[INFORMATION]
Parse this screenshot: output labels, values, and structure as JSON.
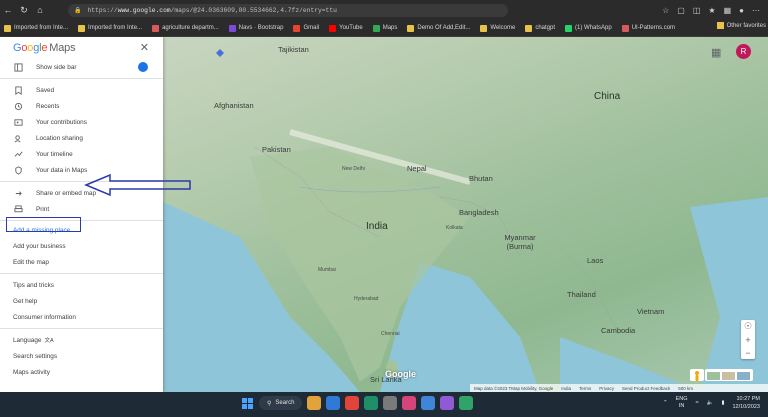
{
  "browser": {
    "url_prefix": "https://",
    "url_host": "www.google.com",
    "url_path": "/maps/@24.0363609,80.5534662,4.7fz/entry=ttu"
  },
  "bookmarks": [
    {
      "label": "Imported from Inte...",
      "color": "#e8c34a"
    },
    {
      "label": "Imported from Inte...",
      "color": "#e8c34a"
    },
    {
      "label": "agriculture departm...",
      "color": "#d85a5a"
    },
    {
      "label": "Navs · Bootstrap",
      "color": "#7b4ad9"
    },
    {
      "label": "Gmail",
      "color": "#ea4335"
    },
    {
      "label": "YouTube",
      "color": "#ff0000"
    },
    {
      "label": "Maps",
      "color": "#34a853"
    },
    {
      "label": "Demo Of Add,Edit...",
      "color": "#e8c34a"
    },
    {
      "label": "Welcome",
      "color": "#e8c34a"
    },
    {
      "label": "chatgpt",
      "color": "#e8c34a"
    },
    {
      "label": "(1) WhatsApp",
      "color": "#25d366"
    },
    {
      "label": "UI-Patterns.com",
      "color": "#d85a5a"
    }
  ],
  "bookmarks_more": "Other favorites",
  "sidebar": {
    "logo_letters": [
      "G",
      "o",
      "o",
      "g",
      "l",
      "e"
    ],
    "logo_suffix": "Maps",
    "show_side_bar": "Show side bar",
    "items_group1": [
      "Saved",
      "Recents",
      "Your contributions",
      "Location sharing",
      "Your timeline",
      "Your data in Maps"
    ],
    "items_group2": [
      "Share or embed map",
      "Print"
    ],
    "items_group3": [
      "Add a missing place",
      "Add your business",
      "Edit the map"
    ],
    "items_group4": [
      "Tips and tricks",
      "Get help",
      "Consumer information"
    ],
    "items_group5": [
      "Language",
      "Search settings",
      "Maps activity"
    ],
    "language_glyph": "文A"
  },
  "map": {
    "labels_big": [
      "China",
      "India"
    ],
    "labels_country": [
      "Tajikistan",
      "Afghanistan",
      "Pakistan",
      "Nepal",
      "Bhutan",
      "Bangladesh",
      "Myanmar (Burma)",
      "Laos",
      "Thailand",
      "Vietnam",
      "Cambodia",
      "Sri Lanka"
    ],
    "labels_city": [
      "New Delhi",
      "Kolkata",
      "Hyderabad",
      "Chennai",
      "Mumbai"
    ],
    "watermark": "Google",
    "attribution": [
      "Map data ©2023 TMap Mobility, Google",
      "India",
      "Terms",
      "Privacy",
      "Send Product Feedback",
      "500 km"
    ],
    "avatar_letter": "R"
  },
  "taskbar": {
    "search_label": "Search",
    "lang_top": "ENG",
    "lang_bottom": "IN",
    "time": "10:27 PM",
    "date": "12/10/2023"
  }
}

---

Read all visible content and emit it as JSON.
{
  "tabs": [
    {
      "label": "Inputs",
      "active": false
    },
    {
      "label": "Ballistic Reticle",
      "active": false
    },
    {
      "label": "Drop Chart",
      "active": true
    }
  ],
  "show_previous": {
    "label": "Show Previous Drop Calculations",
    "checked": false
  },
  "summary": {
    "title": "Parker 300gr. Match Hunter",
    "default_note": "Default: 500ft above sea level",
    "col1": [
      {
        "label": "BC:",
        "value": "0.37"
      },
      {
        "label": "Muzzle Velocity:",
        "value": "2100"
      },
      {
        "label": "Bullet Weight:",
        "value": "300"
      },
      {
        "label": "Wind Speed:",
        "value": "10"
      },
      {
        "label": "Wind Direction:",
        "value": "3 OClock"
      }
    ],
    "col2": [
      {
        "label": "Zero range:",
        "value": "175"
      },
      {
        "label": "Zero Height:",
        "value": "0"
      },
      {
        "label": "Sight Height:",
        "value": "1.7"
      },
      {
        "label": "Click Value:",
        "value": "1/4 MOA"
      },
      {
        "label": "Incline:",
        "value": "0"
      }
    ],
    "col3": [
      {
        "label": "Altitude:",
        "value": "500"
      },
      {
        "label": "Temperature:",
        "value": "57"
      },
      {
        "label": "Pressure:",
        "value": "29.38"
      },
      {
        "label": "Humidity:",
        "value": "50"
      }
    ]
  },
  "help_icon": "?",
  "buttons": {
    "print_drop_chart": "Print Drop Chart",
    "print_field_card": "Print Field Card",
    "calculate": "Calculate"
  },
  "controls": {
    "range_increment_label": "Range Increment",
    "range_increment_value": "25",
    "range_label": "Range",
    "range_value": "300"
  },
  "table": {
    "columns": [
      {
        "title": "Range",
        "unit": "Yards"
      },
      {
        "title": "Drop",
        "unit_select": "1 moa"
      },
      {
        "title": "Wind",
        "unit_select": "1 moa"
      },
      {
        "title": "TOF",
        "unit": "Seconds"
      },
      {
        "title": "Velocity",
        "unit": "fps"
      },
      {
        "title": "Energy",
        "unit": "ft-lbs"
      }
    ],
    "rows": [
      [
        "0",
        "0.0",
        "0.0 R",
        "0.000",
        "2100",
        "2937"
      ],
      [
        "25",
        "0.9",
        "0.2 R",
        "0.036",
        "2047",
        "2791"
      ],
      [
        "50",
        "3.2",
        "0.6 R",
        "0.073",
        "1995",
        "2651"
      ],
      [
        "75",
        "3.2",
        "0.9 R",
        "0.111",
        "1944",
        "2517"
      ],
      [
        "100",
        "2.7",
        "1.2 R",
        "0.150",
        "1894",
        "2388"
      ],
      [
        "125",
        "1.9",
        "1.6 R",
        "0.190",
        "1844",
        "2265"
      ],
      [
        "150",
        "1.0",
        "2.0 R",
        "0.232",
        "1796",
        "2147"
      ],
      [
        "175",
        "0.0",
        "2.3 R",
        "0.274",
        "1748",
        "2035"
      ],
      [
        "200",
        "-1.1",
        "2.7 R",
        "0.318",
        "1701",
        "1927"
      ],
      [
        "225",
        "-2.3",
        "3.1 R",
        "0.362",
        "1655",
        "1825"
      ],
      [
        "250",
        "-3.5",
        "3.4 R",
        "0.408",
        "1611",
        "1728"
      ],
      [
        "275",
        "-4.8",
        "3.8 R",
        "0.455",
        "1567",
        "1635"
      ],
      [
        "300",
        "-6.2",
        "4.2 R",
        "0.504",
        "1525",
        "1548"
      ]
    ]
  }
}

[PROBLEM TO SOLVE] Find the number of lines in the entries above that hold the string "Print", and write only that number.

[ANSWER TO THIS TASK] 3